The 2015 Brandon Tartikoff Award winners came from different backgrounds, but one thing they all have in common is a love of television that borders on obsessive, just like the award’s namesake. The Tartikoff trophies were handed out Wednesday night as part of the confab at the Fontainebleau Hotel.
, another honoree, noted that the spark to pursue a career in comedy came to him when he saw his first-ever comedian, Bernie Allen, at the Fontainebleau’s Boom Boom Room at the age of 12. His mother pulled him out after one joke because she thought the material was risqué.

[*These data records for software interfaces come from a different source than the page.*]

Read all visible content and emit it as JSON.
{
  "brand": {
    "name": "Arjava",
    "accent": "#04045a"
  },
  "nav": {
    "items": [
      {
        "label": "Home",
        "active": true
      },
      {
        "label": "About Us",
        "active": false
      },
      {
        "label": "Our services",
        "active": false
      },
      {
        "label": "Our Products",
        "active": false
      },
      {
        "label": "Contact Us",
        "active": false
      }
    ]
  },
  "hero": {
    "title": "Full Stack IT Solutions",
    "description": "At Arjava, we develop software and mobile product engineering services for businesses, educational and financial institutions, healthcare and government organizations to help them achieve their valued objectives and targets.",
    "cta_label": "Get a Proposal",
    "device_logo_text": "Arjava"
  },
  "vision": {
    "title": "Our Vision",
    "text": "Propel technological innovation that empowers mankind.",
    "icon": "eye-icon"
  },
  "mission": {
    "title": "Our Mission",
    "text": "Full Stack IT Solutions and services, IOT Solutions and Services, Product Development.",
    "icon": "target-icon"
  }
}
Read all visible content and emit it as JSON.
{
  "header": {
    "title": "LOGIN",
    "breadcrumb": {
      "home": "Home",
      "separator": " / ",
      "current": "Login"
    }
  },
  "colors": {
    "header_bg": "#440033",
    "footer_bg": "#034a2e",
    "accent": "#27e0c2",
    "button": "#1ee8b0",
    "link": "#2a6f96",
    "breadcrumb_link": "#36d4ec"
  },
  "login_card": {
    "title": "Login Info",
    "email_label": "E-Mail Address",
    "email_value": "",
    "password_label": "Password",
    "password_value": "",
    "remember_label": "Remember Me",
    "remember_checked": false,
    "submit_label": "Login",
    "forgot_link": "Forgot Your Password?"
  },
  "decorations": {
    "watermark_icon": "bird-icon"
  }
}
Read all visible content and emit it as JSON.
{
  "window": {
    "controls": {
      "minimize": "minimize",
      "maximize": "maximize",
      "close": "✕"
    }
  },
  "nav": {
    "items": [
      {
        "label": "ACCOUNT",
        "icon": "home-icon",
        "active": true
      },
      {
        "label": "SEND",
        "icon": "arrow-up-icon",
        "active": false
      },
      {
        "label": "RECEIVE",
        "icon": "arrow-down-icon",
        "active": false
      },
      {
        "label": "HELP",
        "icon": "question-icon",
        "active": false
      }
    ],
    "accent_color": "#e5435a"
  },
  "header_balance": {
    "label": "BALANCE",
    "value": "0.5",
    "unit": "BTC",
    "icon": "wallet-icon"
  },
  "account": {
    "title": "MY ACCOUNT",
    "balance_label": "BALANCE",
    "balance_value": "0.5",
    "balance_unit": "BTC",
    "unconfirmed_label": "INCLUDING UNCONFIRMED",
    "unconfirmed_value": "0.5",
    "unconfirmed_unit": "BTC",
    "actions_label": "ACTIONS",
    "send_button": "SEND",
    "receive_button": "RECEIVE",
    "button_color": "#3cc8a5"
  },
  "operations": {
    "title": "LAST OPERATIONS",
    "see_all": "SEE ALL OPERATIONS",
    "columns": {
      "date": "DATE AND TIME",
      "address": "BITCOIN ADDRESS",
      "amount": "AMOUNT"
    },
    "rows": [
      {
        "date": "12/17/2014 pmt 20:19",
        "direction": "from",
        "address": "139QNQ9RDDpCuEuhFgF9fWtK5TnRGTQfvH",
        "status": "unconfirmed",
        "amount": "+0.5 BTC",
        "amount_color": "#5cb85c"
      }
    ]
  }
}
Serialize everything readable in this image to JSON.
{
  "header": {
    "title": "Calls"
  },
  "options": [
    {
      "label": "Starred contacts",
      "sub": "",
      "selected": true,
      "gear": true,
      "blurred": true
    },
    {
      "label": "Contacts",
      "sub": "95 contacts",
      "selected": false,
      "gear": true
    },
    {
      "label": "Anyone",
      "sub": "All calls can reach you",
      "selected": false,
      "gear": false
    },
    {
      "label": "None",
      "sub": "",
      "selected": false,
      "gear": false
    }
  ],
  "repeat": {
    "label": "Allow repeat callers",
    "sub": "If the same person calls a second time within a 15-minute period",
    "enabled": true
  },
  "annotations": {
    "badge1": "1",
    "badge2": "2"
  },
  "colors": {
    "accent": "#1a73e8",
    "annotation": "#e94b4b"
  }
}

Sarandos, Netflix’s chief content officer, was overwhelmed to be on stage receiving the kudo as Norman Lear, Vince Gilligan and Mitch Hurwitz sat clapping at a table nearby. “It’s hard for me to put some of this in perspective,” Sarandos said. He told the crowd about his TV Guide collection, and then confessed to having stolen a framed copy of an “All in the Family” cover when he stumbled in to TV Guide’s Phoenix sales office one day.
Citing the legacy of Brandon Tartikoff and Grant Tinker at NBC in the 1980s, Sarandos gave credit to his boss, Netflix founder and CEO Reed Hastings. “He’s my Grant Tinker. He’s given us room to succeed and fail and take big bets,” he said.
Bell Blue’s cheering section included Bill Applegate, the former KPIX-TV g.m. who gave her the news producing job that would lead her to a 19-year run as exec producer of “Entertainment Tonight.”
“Brandon found great joy in our business, and so do I,” she said.
Murray was hailed as a pioneer reality producer and a mentor to the contemporary crop of producers who came up through “The Real World” and other Bunim-Murray Prods. shows. He recalled his early years as a news producer and program director in Rochester, N.Y. before moving into production with his late partner Mary-Ellis Bunim.
“There’s nothing more thrilling than getting a 22-episode order in the room,” he said.
Leno got a standing ovation from a crowd that appreciates stability in a time slot, as he provided for most of his 22 years on “The Tonight Show” even as NBC was anything but stable.
“In the 22 years I was there I served under 14 network presidents,” Leno marveled. “Certainly (Tartikoff) was the George Washington of all of them. He was the father of our country.”